Another Leland-scripted film, Wish You Were Here, had covered Payne's early years, and this time around director Terry Jones emphasised the prosaic over the fantasy life, although Christine's own fantasies are represented by a Mills and Boon style dream sequence or two, suggesting she wants emotional involvement she will never attain because she's hanging around with middle-aged sex weirdos. The film starts out seedy and then adds humour to the mix, as Christine is shown to have a healthy sense of the ridiculous along with a long suffering acceptance of men's private needs. With her friends Shirley (Shirley Stelfox) and "maid" Dolly (Danny Schiller) she builds up a lucrative line in catering for special interests.

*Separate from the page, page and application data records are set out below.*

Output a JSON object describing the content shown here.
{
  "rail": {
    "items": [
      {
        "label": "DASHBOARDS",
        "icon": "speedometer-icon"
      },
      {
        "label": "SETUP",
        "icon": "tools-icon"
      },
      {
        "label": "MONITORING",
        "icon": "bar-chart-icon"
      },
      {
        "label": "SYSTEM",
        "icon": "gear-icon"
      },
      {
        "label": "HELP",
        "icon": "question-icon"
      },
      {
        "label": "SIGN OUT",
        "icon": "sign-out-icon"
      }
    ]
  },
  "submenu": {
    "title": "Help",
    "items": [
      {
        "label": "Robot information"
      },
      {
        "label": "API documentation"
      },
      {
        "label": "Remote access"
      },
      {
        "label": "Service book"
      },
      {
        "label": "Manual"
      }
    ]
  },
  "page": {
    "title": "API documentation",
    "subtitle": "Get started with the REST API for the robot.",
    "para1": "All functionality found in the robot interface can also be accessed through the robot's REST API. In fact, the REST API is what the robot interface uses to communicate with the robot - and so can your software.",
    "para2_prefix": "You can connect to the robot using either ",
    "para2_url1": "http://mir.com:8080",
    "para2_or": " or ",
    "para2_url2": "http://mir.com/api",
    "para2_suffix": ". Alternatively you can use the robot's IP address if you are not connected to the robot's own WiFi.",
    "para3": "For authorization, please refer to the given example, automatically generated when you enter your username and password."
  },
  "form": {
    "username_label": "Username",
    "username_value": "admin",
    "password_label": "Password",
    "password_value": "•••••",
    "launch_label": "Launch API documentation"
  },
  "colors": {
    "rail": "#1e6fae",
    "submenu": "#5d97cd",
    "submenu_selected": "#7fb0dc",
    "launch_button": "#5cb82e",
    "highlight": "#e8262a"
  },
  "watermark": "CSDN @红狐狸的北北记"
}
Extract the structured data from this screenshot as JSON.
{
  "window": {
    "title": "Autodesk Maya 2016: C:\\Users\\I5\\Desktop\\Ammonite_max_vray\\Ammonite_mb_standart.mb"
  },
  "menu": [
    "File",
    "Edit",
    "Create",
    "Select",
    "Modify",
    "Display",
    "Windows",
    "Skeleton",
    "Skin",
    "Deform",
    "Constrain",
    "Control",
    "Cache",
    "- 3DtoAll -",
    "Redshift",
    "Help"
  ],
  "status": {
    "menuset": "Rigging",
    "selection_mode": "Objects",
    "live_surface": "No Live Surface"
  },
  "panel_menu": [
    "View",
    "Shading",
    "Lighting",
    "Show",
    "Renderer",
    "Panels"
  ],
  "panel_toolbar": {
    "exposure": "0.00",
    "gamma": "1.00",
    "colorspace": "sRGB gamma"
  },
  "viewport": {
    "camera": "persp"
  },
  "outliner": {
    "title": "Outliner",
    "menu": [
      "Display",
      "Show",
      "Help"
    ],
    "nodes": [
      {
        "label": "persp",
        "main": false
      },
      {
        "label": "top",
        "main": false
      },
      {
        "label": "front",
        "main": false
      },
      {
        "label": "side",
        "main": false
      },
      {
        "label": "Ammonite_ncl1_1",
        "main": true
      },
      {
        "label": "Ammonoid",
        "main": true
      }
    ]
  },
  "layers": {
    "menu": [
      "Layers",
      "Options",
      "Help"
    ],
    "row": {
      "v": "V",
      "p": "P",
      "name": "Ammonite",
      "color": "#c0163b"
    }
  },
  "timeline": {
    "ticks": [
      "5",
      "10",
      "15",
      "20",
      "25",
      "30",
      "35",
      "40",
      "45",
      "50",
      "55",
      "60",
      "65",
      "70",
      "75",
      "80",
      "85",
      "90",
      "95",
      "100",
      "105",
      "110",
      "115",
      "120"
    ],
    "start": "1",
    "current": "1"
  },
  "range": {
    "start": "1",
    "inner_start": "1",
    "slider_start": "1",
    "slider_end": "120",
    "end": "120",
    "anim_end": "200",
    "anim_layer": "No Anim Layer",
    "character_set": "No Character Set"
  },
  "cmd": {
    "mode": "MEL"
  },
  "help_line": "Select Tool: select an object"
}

These interests are presented as quaint for the most part, a source of comedy with various transvestism, S&M and bondage quirks providing the laughs. For all the shock value Christine might as well be running a dry cleaning business, but Leland makes sure we know that such a lifestyle takes its toll, as when she turns up at her sister's wedding to a policeman. She may be brassy, but she would like the acceptance of her father who feels the shame for her chosen line of work that Christine does not, or at least wouldn't admit to. By the end, she has moved to entertaining the higher echelons of society in suburbia, a step upmarket, but it doesn't stop her being raided by the police eventually. Jones and his cast do raise chuckles from the absurdity on display, but there's a weariness about the frame of mind they approach their subject with, agreeing with Shirley's opinion that men may want sex, but they don't really enjoy it. So what's left for Britain to do but to laugh at it? Music by John Du Prez.